(Data about app and page elements)
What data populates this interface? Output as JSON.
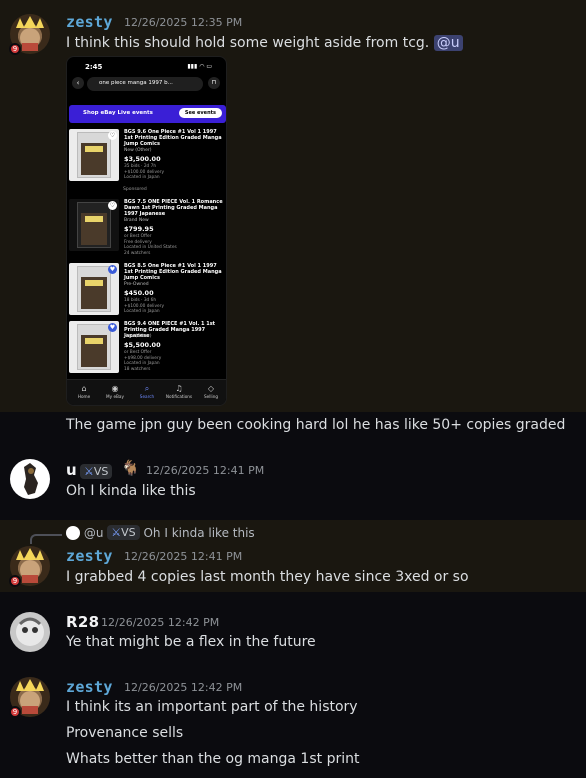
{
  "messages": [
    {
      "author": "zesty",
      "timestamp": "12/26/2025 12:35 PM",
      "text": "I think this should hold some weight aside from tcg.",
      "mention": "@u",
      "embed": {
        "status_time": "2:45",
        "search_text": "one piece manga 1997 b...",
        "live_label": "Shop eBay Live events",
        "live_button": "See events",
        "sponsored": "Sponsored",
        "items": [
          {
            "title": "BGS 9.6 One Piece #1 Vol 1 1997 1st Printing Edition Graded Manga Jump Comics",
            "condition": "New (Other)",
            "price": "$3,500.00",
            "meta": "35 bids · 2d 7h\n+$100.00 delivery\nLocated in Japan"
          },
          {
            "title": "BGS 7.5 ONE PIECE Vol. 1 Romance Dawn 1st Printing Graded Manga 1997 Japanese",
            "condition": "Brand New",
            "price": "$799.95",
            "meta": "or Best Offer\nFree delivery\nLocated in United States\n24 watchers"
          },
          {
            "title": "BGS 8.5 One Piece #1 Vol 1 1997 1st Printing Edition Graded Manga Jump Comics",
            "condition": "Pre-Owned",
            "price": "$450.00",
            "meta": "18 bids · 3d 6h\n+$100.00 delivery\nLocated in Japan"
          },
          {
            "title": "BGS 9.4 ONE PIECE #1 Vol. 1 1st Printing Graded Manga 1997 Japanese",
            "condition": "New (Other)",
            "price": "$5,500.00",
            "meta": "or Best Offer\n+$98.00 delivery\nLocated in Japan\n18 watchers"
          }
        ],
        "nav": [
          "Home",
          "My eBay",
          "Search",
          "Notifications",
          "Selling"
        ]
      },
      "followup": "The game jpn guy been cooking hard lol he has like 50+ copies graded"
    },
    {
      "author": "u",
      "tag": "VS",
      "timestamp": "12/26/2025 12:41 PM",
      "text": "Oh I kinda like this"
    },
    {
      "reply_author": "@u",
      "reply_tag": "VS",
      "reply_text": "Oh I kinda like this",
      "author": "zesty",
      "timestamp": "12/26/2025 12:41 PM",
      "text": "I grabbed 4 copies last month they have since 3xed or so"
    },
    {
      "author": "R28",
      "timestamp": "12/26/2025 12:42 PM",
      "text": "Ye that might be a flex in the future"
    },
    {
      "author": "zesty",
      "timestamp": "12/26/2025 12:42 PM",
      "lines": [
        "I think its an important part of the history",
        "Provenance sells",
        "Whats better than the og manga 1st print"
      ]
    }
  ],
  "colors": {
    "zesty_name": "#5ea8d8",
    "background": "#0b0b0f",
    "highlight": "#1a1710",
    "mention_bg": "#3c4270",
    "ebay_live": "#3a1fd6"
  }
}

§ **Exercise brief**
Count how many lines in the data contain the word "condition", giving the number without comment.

§ **Output for this task**
4